• [Listed entries]
■ ■ ■ ■ ■ ■ ■

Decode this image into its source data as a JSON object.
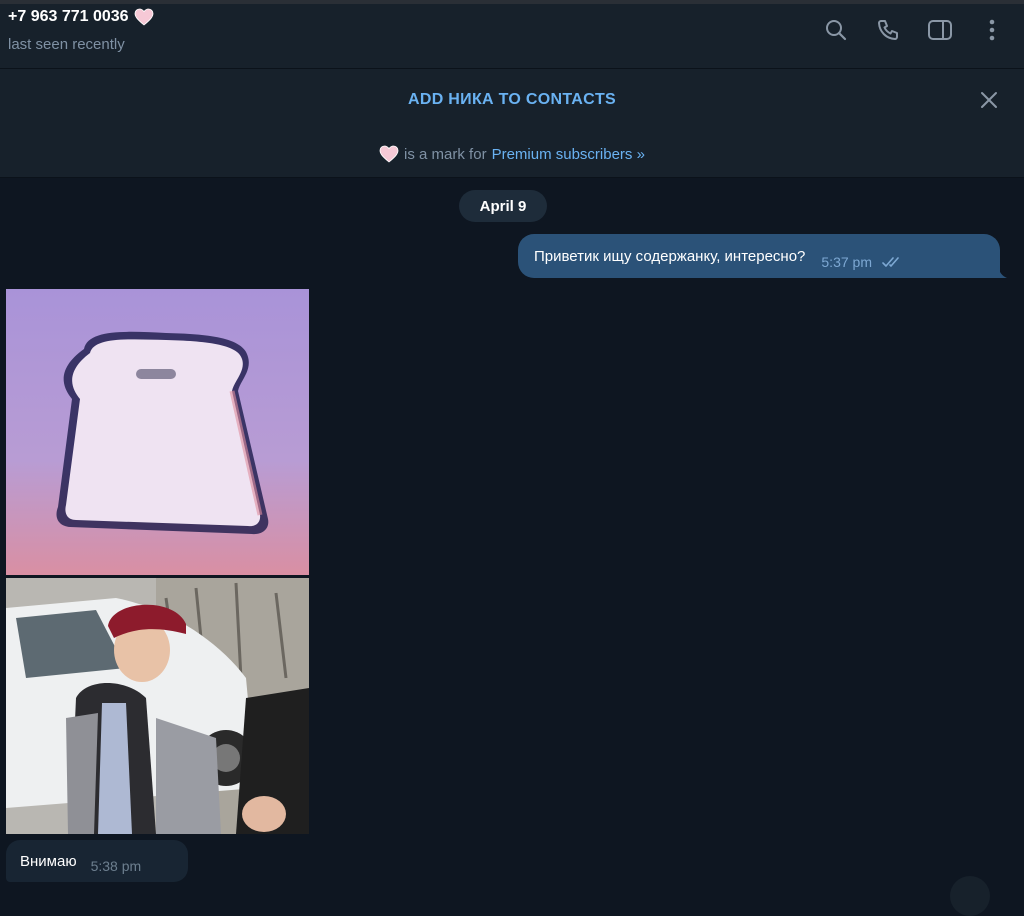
{
  "header": {
    "title": "+7 963 771 0036",
    "status": "last seen recently",
    "icons": [
      "search-icon",
      "phone-icon",
      "sidebar-icon",
      "more-icon"
    ]
  },
  "banner": {
    "add_contact": "ADD НИКА TO CONTACTS",
    "premium_text": "is a mark for",
    "premium_link": "Premium subscribers »"
  },
  "chat": {
    "date": "April 9",
    "outgoing": {
      "text": "Приветик ищу содержанку, интересно?",
      "time": "5:37 pm",
      "status": "read"
    },
    "incoming": {
      "text": "Внимаю",
      "time": "5:38 pm"
    }
  },
  "colors": {
    "background": "#0e1621",
    "header": "#17212b",
    "accent": "#6ab2f2",
    "outgoing_bubble": "#2b5278",
    "incoming_bubble": "#182533"
  }
}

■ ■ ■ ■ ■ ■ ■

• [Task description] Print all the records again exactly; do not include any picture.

• [Exercise answer]
Decode this image into its source data as a JSON object.
{
  "header": {
    "title": "+7 963 771 0036",
    "status": "last seen recently",
    "icons": [
      "search-icon",
      "phone-icon",
      "sidebar-icon",
      "more-icon"
    ]
  },
  "banner": {
    "add_contact": "ADD НИКА TO CONTACTS",
    "premium_text": "is a mark for",
    "premium_link": "Premium subscribers »"
  },
  "chat": {
    "date": "April 9",
    "outgoing": {
      "text": "Приветик ищу содержанку, интересно?",
      "time": "5:37 pm",
      "status": "read"
    },
    "incoming": {
      "text": "Внимаю",
      "time": "5:38 pm"
    }
  },
  "colors": {
    "background": "#0e1621",
    "header": "#17212b",
    "accent": "#6ab2f2",
    "outgoing_bubble": "#2b5278",
    "incoming_bubble": "#182533"
  }
}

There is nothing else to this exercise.